The job team interviewed more than 370 farmers, in 9 EU Member States and South Africa, consultant of a variety of horticultural sectors in diverse local weather zones. Besides giving an overview of the problems faced and the solutions staying executed, it also gauged farmers’ knowledge about innovative or different solutions and the obstacles avoiding their implementation.

Just one key concentration was on building a database of innovative technologies and procedures for fertigation in horticultural crops.
From this, the FERTINNOWA team created factsheets for improving fertigation within, for example, fruit, vegetable and ornamental production systems. All the information and facts gathered by the job was compiled into an formidable report referred to as the Fertigation Bible.

‘The Fertigation Bible has become a compendium of one hundred thirty technologies that are explained from a technological, simple, legal and socio-financial position of see,’ explains Berckmoes. ‘Since the release of this compendium in April 2018, it has been downloaded 1 900 situations. All through our work, we exchanged 28 technologies from just one companion or location to one more, 11 of which were being identified as incredibly innovative,’ she proceeds.

The technologies promoted by the job involve distant sensing of crop variability for effective soil and drinking water administration, a model for the prediction of irrigation blended with the use of dampness-information detection probes, and a determination-assist program for automatic irrigation administration.

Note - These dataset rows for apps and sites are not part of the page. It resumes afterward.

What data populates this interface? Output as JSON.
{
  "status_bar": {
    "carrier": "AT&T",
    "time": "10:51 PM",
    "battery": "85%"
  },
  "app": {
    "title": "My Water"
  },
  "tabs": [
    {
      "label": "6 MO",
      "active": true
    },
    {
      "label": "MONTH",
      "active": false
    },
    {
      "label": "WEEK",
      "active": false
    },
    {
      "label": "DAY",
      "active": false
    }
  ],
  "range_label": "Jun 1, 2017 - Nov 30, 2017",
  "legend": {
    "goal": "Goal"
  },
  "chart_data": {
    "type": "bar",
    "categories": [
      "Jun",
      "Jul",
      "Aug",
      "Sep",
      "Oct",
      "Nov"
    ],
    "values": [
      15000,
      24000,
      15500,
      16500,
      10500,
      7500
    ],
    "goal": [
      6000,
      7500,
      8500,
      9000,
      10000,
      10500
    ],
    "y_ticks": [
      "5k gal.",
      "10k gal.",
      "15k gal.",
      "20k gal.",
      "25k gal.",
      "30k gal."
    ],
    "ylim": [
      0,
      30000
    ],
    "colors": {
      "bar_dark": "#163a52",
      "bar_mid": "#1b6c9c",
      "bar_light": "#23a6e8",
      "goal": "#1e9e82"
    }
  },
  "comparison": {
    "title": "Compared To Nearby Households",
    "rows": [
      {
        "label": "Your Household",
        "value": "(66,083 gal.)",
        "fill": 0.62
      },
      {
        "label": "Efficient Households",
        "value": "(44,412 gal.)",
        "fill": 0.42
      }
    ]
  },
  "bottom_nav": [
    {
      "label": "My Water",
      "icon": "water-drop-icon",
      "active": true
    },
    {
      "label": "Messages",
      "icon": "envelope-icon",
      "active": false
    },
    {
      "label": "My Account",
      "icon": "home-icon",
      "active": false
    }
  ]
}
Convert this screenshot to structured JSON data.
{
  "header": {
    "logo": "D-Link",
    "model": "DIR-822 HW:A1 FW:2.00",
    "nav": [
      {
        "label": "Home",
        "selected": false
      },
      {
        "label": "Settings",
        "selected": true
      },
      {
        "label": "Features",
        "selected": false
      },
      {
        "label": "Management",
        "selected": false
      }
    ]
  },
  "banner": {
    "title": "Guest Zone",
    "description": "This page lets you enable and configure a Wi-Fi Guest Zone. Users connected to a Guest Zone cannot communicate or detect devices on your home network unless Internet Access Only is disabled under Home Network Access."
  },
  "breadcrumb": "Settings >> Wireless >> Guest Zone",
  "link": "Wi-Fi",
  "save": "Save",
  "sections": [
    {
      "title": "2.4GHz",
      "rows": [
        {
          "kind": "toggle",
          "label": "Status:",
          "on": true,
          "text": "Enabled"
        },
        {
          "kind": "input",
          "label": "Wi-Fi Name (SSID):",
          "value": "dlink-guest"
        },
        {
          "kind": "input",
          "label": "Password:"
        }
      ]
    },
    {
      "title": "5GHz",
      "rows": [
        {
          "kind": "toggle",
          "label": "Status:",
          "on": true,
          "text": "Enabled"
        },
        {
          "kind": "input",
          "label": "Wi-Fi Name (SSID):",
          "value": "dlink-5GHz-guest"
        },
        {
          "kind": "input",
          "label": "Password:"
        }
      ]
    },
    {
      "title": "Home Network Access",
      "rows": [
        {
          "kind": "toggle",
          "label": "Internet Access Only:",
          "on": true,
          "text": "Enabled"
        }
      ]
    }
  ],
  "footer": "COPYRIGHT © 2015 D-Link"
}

All 28 technologies were being shown less than regular industry conditions to present farmers their possible. ‘We noticed that even ‘non-innovative’ or fewer-innovative solutions could have a significant benefit in some regions and we succeeded in boosting the desire of area farmers in these technologies,’ Berckmoes suggests.

Circulation of information and facts

FERTINNOWA has also had valuable social and financial impacts on farms and across regions, in accordance to Berckmoes. The agricultural sector is just one of the biggest individuals of drinking water and just one of the largest polluters in terms of nitrate emissions. The job addressed these problems by selling technologies that assist a far more economical and affordable use of drinking water and lower environmental impacts, therefore assisting to realize the key aims of both the EU Water Framework Directive and the Nitrates Directive.

A essential issue in the project’s success was the shut collaboration involving diverse partners. Employing an integrated multi-actor approach, the FERTINNOWA knowledge-exchange platform included researchers, growers, policymakers, marketplace, and environmental and customer teams.

In addition, the team created an effective model for transferring technologies to farmers, which can be replicated worldwide. For example, the Fertigation Bible is staying translated into Mandarin to provide the Chinese agricultural sector.
‘For many partners included in the job, the FERTINNOWA initiative was a bridge to new prospects and at times the to start with methods in further European initiatives,’ concludes Berckmoes. The job results are now commonly used to aid farmers and area and countrywide authorities to clear up their fertigation problems, even though authorities working with fertilisation policy, drinking water scarcity, droughts and local weather adaptation are also benefitting from the results.